It is Tuesday 18 June. I have two more days to work this week and then it will be time for the West Highland Way Race.
I am for the most part packed. I have made my choices and piled a mountain of gear ready to be crammed into the van on Friday. My support crew, to whom I am eternally grateful, are primed and ready to do whatever is necessary to get me from Milngavie to Fort William.
I could write about all of the niggles I have – my dodgy hip, my sore right foot, the wee bit plantar fasciatis I am experiencing in my left foot, or the weight I haven’t managed to lose or the training I have missed, but in truth none of that matters.
I will be on the start line in Milngavie.
For the last six months I have been surrounded by people for whom the prospect of running 95 miles is normal. That in itself provides a reassuring coccoon in which to train and accept that running such a distance is not only possible, but is in fact an eminently sensible thing to do. In such company your perception of normal shifts, and you just accept that the seemingly impossible is in fact entirely possible.

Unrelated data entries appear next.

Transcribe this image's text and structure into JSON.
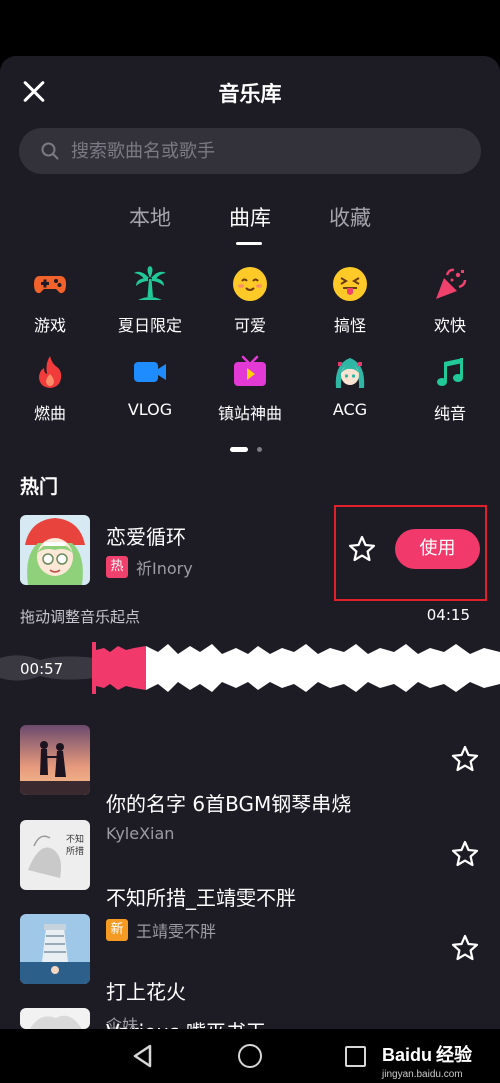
{
  "header": {
    "title": "音乐库"
  },
  "search": {
    "placeholder": "搜索歌曲名或歌手"
  },
  "tabs": [
    {
      "label": "本地"
    },
    {
      "label": "曲库",
      "active": true
    },
    {
      "label": "收藏"
    }
  ],
  "categories": [
    {
      "label": "游戏",
      "icon": "gamepad-icon"
    },
    {
      "label": "夏日限定",
      "icon": "palm-tree-icon"
    },
    {
      "label": "可爱",
      "icon": "smiley-face-icon"
    },
    {
      "label": "搞怪",
      "icon": "tongue-face-icon"
    },
    {
      "label": "欢快",
      "icon": "party-popper-icon"
    },
    {
      "label": "燃曲",
      "icon": "flame-icon"
    },
    {
      "label": "VLOG",
      "icon": "video-camera-icon"
    },
    {
      "label": "镇站神曲",
      "icon": "tv-icon"
    },
    {
      "label": "ACG",
      "icon": "anime-character-icon"
    },
    {
      "label": "纯音",
      "icon": "music-note-icon"
    }
  ],
  "pager": {
    "page": 1,
    "total": 2
  },
  "section": {
    "title": "热门"
  },
  "current_song": {
    "title": "恋爱循环",
    "badge": "热",
    "artist": "祈Inory",
    "use_label": "使用",
    "hint": "拖动调整音乐起点",
    "duration": "04:15",
    "start_time": "00:57"
  },
  "songs": [
    {
      "title": "你的名字 6首BGM钢琴串烧",
      "artist": "KyleXian"
    },
    {
      "title": "不知所措_王靖雯不胖",
      "badge": "新",
      "artist": "王靖雯不胖",
      "cover_text": "不知\n所措"
    },
    {
      "title": "打上花火",
      "artist": "伞妹"
    }
  ],
  "partial_song": {
    "title": "Various 嘴巫书玉"
  },
  "watermark": {
    "text": "Baidu经验",
    "subtext": "jingyan.baidu.com"
  },
  "colors": {
    "accent": "#f1396b",
    "sheet_bg": "#1d1b24",
    "search_bg": "#33323b",
    "highlight": "#e0202b"
  }
}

The people who do the West Highland Way Race are quite unusual, in that they are all “normal”, well balanced, ordinary people who just happen to have a passion for running stupidly long distances through spectacular landscape. For people who do such extraordinary things, they also have a complete lack of ego. Maybe it is because of the enormity of the task, the knowledge that you will succeed only if you recognise and accept your limitations, or the recognition that in such vast landscape you are a tiny insignificant dot, but it is remarkable that even amongst the very fastest runners there is no arrogance.
I am 49 years old. I have seen most of the traumas that life generally throws at people and dealt with them. I have a busy job with enough responsibility to keep me on my toes and deal with the dramas both real and imagined of holding a reasonably senior position in a large organisation. I am one those lucky people who have managed to be successful in a number of different areas through a wee bit talent and a propensity for hard work.

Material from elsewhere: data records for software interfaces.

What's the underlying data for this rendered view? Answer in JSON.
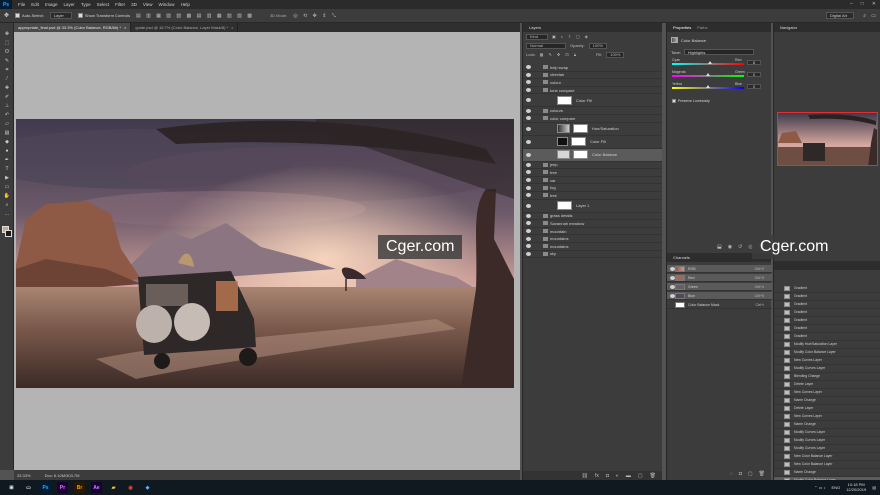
{
  "menubar": {
    "logo": "Ps",
    "items": [
      "File",
      "Edit",
      "Image",
      "Layer",
      "Type",
      "Select",
      "Filter",
      "3D",
      "View",
      "Window",
      "Help"
    ]
  },
  "options": {
    "auto_select_label": "Auto-Select:",
    "auto_select_value": "Layer",
    "show_transform_label": "Show Transform Controls",
    "mode_label": "3D Mode:",
    "workspace": "Digital Art"
  },
  "document_tabs": [
    {
      "label": "appropriate_final.psd @ 33.3% (Color Balance, RGB/8#) *",
      "active": true
    },
    {
      "label": "guide.psd @ 16.7% (Color Balance, Layer Mask/8) *",
      "active": false
    }
  ],
  "status": {
    "zoom": "33.33%",
    "doc": "Doc: 6.10M/303.7M"
  },
  "layers_panel": {
    "title": "Layers",
    "filter_label": "Kind",
    "blend_mode": "Normal",
    "opacity_label": "Opacity:",
    "opacity": "100%",
    "lock_label": "Lock:",
    "fill_label": "Fill:",
    "fill": "100%",
    "layers": [
      {
        "name": "help swap",
        "kind": "group"
      },
      {
        "name": "cheetah",
        "kind": "group"
      },
      {
        "name": "colour",
        "kind": "group"
      },
      {
        "name": "tone compare",
        "kind": "group"
      },
      {
        "name": "Color Fill",
        "kind": "fill"
      },
      {
        "name": "colours",
        "kind": "group"
      },
      {
        "name": "color compare",
        "kind": "group"
      },
      {
        "name": "Hue/Saturation",
        "kind": "adjust"
      },
      {
        "name": "Color Fill",
        "kind": "fillblack"
      },
      {
        "name": "Color Balance",
        "kind": "adjust-selected"
      },
      {
        "name": "jeep",
        "kind": "group"
      },
      {
        "name": "tree",
        "kind": "group"
      },
      {
        "name": "car",
        "kind": "group"
      },
      {
        "name": "fog",
        "kind": "group"
      },
      {
        "name": "tree",
        "kind": "group"
      },
      {
        "name": "Layer 1",
        "kind": "pixel"
      },
      {
        "name": "grass details",
        "kind": "group"
      },
      {
        "name": "Savannah meadow",
        "kind": "group"
      },
      {
        "name": "mountain",
        "kind": "group"
      },
      {
        "name": "mountains",
        "kind": "group"
      },
      {
        "name": "mountains",
        "kind": "group"
      },
      {
        "name": "sky",
        "kind": "group"
      }
    ]
  },
  "properties_panel": {
    "tabs": [
      "Properties",
      "Paths"
    ],
    "adjustment": "Color Balance",
    "tone_label": "Tone:",
    "tone_value": "Highlights",
    "sliders": [
      {
        "left": "Cyan",
        "right": "Red",
        "value": 8,
        "fraction": 0.53,
        "gradient": "linear-gradient(90deg,#00ffff,#ff0000)"
      },
      {
        "left": "Magenta",
        "right": "Green",
        "value": 0,
        "fraction": 0.5,
        "gradient": "linear-gradient(90deg,#ff00ff,#00ff00)"
      },
      {
        "left": "Yellow",
        "right": "Blue",
        "value": 0,
        "fraction": 0.5,
        "gradient": "linear-gradient(90deg,#ffff00,#0000ff)"
      }
    ],
    "preserve_label": "Preserve Luminosity"
  },
  "channels_panel": {
    "title": "Channels",
    "channels": [
      {
        "name": "RGB",
        "shortcut": "Ctrl+2",
        "selected": true
      },
      {
        "name": "Red",
        "shortcut": "Ctrl+3",
        "selected": true
      },
      {
        "name": "Green",
        "shortcut": "Ctrl+4",
        "selected": true
      },
      {
        "name": "Blue",
        "shortcut": "Ctrl+5",
        "selected": true
      },
      {
        "name": "Color Balance Mask",
        "shortcut": "Ctrl+\\",
        "selected": false
      }
    ]
  },
  "navigator_panel": {
    "title": "Navigator"
  },
  "history_panel": {
    "items": [
      "Gradient",
      "Gradient",
      "Gradient",
      "Gradient",
      "Gradient",
      "Gradient",
      "Gradient",
      "Modify Hue/Saturation Layer",
      "Modify Color Balance Layer",
      "New Curves Layer",
      "Modify Curves Layer",
      "Blending Change",
      "Delete Layer",
      "New Curves Layer",
      "Name Change",
      "Delete Layer",
      "New Curves Layer",
      "Name Change",
      "Modify Curves Layer",
      "Modify Curves Layer",
      "Modify Curves Layer",
      "New Color Balance Layer",
      "New Color Balance Layer",
      "Name Change",
      "Modify Color Balance Layer"
    ],
    "selected_index": 24
  },
  "watermarks": [
    "Cger.com",
    "Cger.com"
  ],
  "taskbar": {
    "time": "10:18 PM",
    "date": "12/20/2019",
    "lang": "ENG"
  },
  "colors": {
    "accent": "#31a8ff",
    "panel": "#3c3c3c",
    "canvas_bg": "#b4b4b4"
  }
}
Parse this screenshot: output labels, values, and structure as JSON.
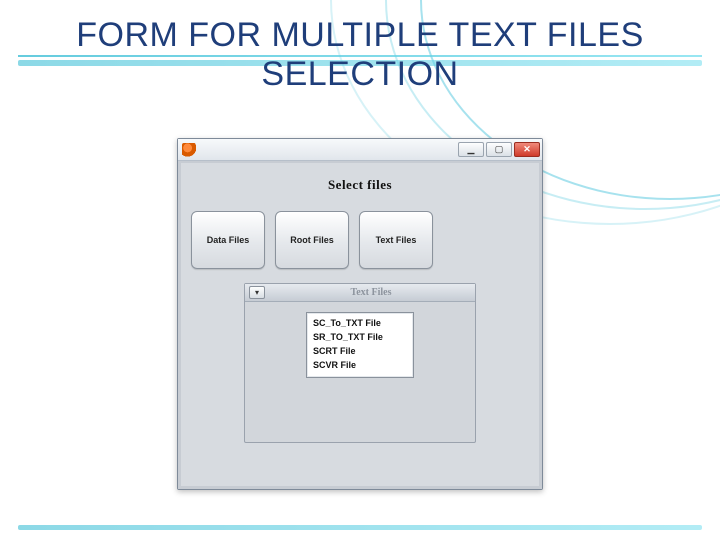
{
  "slide": {
    "title": "FORM FOR MULTIPLE TEXT FILES SELECTION"
  },
  "window": {
    "heading": "Select files",
    "buttons": {
      "data": "Data Files",
      "root": "Root Files",
      "text": "Text Files"
    },
    "internal_frame": {
      "title": "Text Files",
      "items": [
        "SC_To_TXT File",
        "SR_TO_TXT File",
        "SCRT File",
        "SCVR File"
      ]
    }
  }
}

But I Haven’t Run 95 miles.
and that for me is the real beauty of the West Highland Way. I get to do something for the first time and I get to do something that can’t be bluffed, blagged or dressed up in management bullshit. I get to stand on a start line not knowing if I can make it to the finish. The furthest I have ever run is 53 miles and I am now attempting to run 95. That is crazy.

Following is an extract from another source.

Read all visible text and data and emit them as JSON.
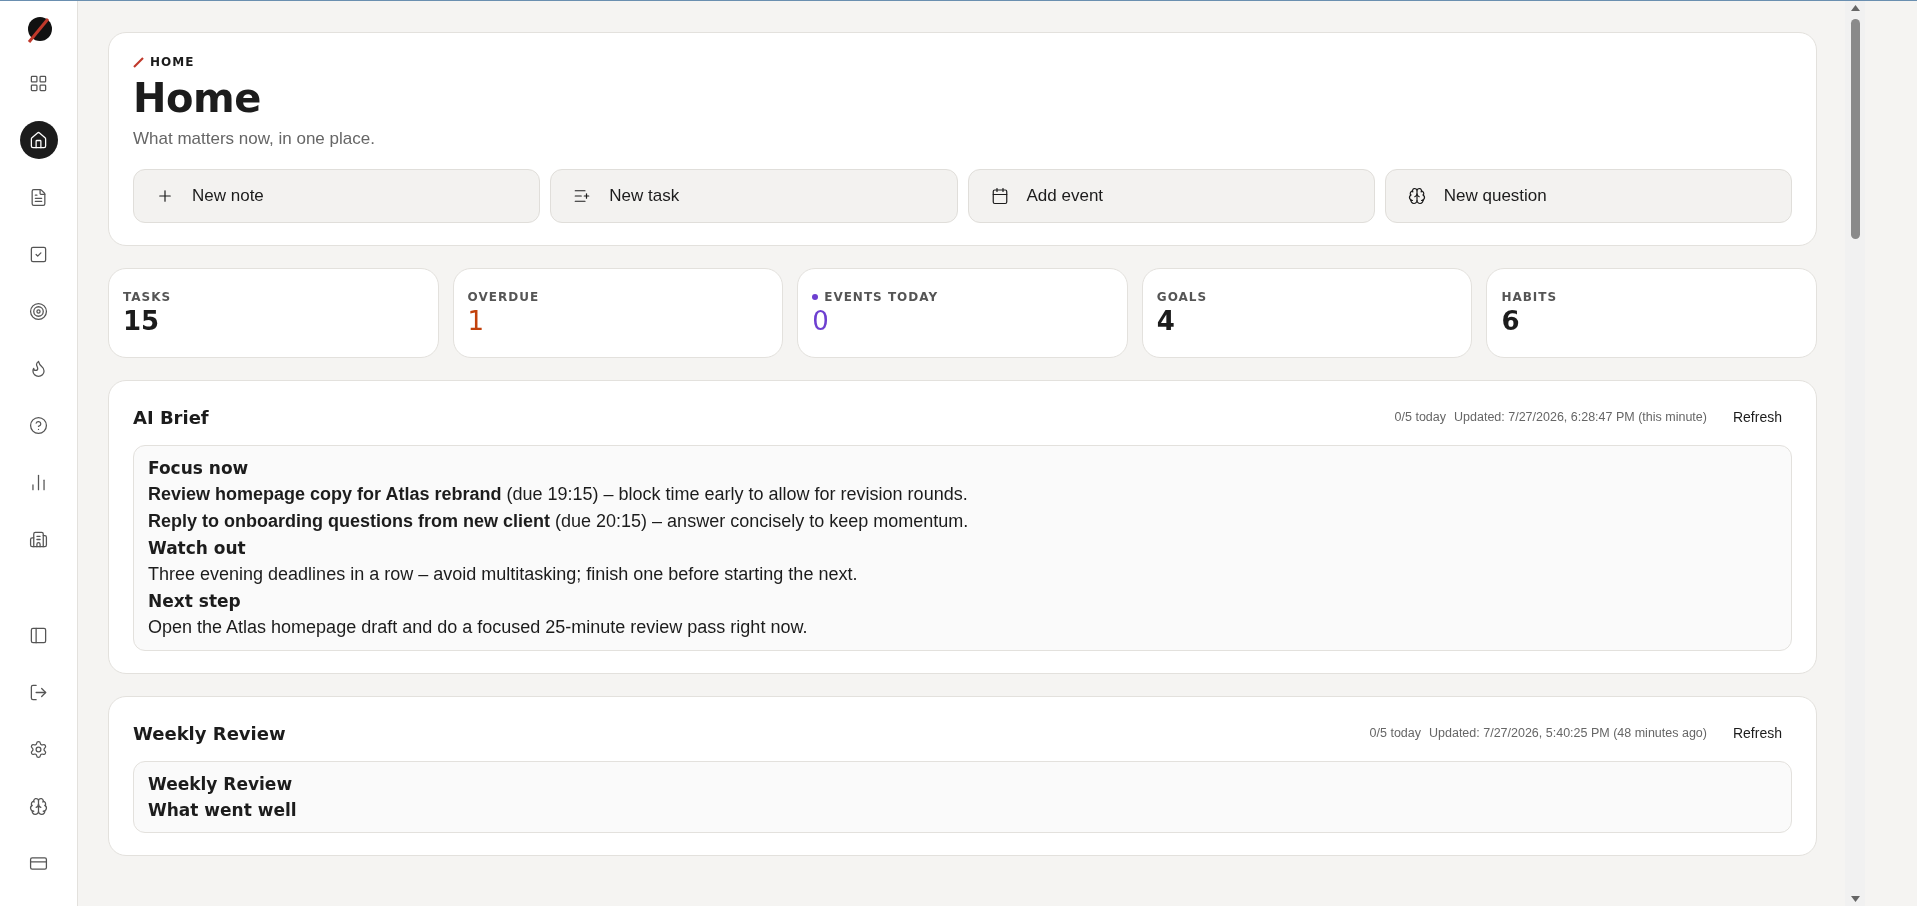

Am I nervous? Oh yes! Am I afraid? Not at all. I have confidence in the race organisers and my support crew to look after me. I am resolved that barring accident I shall make it to Fort William, if only because I have never considered the possibility of not making it to Fort William.
At some point in this race my legs will stop working, it will hurt a great deal and I will have to look inwards and decide if I have what it takes. The anticipation of pain is not the same as experiencing pain and in some ways I am looking forward to the pain because that means the race has really started and while it is still in the relatively safe environment of a race, you are transported back to more primal times and it is just about your ability to keep moving in wild places.
It has to be possible to make it to Fort William because other people have made it there year after year. I also know that people I respect have not made it there some years. I cannot contemplate that. The prospect of living with the failure is something which will keep me moving forward. I have always been someone who has been driven by fear of failure rather than desire for success in my sporting endeavours, despite actually being pretty successful at sport over the years. I am probably the modern sports psychologists nightmare. Maybe it is down to my good Scottish upbringing where if you were 2nd, rather than a pat on the back you get asked why you weren’t first, or if you won at rugby you get asked did you score? Anyway, enough of my demons, there are whole generations of Scotsmen with the same baggage and generally speaking it made us more successful as a nation than the current trend of making everyone a winner whether they succeeded or not.
So to Milngavie it is. A massive step into the unknown. Let the weather and the midges do their worst and here’s hoping I earn the right to hobble up to receive my Crystal Goblet on Sunday lunchtime.